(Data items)
☆ ☆ ☆ ☆ ☆ ☆ ☆

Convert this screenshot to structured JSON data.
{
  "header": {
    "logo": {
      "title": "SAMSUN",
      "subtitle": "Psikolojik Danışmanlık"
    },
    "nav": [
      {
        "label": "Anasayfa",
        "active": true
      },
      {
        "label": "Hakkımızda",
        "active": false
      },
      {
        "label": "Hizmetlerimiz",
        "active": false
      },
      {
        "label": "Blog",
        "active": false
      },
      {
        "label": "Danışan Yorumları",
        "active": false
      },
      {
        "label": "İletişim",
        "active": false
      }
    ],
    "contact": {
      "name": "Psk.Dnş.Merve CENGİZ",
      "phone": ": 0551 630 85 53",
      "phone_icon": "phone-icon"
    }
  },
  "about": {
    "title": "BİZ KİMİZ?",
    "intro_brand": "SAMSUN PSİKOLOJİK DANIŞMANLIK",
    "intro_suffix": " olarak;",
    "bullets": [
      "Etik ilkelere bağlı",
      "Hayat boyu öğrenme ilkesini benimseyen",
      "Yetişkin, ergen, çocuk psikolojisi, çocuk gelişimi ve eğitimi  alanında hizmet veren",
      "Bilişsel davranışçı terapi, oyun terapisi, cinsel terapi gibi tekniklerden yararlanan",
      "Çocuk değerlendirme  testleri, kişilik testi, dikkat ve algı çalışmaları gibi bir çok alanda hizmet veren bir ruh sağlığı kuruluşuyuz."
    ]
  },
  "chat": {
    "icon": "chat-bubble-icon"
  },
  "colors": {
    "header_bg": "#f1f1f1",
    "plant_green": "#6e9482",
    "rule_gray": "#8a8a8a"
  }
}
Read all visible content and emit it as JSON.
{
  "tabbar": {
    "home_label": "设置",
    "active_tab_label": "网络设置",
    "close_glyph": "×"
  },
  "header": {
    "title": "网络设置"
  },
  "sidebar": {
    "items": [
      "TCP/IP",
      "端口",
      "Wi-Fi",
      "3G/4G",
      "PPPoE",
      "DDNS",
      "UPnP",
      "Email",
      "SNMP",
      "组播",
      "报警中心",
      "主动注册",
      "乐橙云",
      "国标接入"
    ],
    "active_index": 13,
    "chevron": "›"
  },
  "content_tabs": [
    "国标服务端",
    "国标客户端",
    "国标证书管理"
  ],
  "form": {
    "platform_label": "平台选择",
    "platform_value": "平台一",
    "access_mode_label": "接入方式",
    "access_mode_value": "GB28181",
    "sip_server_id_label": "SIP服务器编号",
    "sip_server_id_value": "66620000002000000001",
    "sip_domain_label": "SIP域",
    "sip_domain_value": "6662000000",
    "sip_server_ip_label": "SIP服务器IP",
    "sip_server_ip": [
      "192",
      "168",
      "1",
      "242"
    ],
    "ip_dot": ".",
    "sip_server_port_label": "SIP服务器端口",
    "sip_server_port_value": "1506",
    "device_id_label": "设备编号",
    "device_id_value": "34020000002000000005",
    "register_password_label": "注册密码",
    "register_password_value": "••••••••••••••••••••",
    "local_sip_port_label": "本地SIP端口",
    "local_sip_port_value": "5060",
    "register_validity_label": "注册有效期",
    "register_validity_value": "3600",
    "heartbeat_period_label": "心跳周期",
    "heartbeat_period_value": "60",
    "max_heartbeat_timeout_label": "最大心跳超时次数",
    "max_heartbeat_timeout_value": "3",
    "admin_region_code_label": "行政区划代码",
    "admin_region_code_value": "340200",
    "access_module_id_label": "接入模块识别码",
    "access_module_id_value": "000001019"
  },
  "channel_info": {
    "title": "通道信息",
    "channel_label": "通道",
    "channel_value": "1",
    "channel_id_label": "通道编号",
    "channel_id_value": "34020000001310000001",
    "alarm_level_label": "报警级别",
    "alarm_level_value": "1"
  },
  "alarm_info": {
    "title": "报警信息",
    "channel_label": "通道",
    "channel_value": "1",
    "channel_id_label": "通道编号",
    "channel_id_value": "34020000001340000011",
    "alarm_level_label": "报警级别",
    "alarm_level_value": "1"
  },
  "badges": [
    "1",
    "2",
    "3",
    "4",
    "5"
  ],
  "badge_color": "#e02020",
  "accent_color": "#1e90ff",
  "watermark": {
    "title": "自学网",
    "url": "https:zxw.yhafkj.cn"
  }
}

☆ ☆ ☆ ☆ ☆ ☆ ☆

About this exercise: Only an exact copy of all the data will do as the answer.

Answer area:
Convert this screenshot to structured JSON data.
{
  "header": {
    "logo": {
      "title": "SAMSUN",
      "subtitle": "Psikolojik Danışmanlık"
    },
    "nav": [
      {
        "label": "Anasayfa",
        "active": true
      },
      {
        "label": "Hakkımızda",
        "active": false
      },
      {
        "label": "Hizmetlerimiz",
        "active": false
      },
      {
        "label": "Blog",
        "active": false
      },
      {
        "label": "Danışan Yorumları",
        "active": false
      },
      {
        "label": "İletişim",
        "active": false
      }
    ],
    "contact": {
      "name": "Psk.Dnş.Merve CENGİZ",
      "phone": ": 0551 630 85 53",
      "phone_icon": "phone-icon"
    }
  },
  "about": {
    "title": "BİZ KİMİZ?",
    "intro_brand": "SAMSUN PSİKOLOJİK DANIŞMANLIK",
    "intro_suffix": " olarak;",
    "bullets": [
      "Etik ilkelere bağlı",
      "Hayat boyu öğrenme ilkesini benimseyen",
      "Yetişkin, ergen, çocuk psikolojisi, çocuk gelişimi ve eğitimi  alanında hizmet veren",
      "Bilişsel davranışçı terapi, oyun terapisi, cinsel terapi gibi tekniklerden yararlanan",
      "Çocuk değerlendirme  testleri, kişilik testi, dikkat ve algı çalışmaları gibi bir çok alanda hizmet veren bir ruh sağlığı kuruluşuyuz."
    ]
  },
  "chat": {
    "icon": "chat-bubble-icon"
  },
  "colors": {
    "header_bg": "#f1f1f1",
    "plant_green": "#6e9482",
    "rule_gray": "#8a8a8a"
  }
}
Read all visible content and emit it as JSON.
{
  "tabbar": {
    "home_label": "设置",
    "active_tab_label": "网络设置",
    "close_glyph": "×"
  },
  "header": {
    "title": "网络设置"
  },
  "sidebar": {
    "items": [
      "TCP/IP",
      "端口",
      "Wi-Fi",
      "3G/4G",
      "PPPoE",
      "DDNS",
      "UPnP",
      "Email",
      "SNMP",
      "组播",
      "报警中心",
      "主动注册",
      "乐橙云",
      "国标接入"
    ],
    "active_index": 13,
    "chevron": "›"
  },
  "content_tabs": [
    "国标服务端",
    "国标客户端",
    "国标证书管理"
  ],
  "form": {
    "platform_label": "平台选择",
    "platform_value": "平台一",
    "access_mode_label": "接入方式",
    "access_mode_value": "GB28181",
    "sip_server_id_label": "SIP服务器编号",
    "sip_server_id_value": "66620000002000000001",
    "sip_domain_label": "SIP域",
    "sip_domain_value": "6662000000",
    "sip_server_ip_label": "SIP服务器IP",
    "sip_server_ip": [
      "192",
      "168",
      "1",
      "242"
    ],
    "ip_dot": ".",
    "sip_server_port_label": "SIP服务器端口",
    "sip_server_port_value": "1506",
    "device_id_label": "设备编号",
    "device_id_value": "34020000002000000005",
    "register_password_label": "注册密码",
    "register_password_value": "••••••••••••••••••••",
    "local_sip_port_label": "本地SIP端口",
    "local_sip_port_value": "5060",
    "register_validity_label": "注册有效期",
    "register_validity_value": "3600",
    "heartbeat_period_label": "心跳周期",
    "heartbeat_period_value": "60",
    "max_heartbeat_timeout_label": "最大心跳超时次数",
    "max_heartbeat_timeout_value": "3",
    "admin_region_code_label": "行政区划代码",
    "admin_region_code_value": "340200",
    "access_module_id_label": "接入模块识别码",
    "access_module_id_value": "000001019"
  },
  "channel_info": {
    "title": "通道信息",
    "channel_label": "通道",
    "channel_value": "1",
    "channel_id_label": "通道编号",
    "channel_id_value": "34020000001310000001",
    "alarm_level_label": "报警级别",
    "alarm_level_value": "1"
  },
  "alarm_info": {
    "title": "报警信息",
    "channel_label": "通道",
    "channel_value": "1",
    "channel_id_label": "通道编号",
    "channel_id_value": "34020000001340000011",
    "alarm_level_label": "报警级别",
    "alarm_level_value": "1"
  },
  "badges": [
    "1",
    "2",
    "3",
    "4",
    "5"
  ],
  "badge_color": "#e02020",
  "accent_color": "#1e90ff",
  "watermark": {
    "title": "自学网",
    "url": "https:zxw.yhafkj.cn"
  }
}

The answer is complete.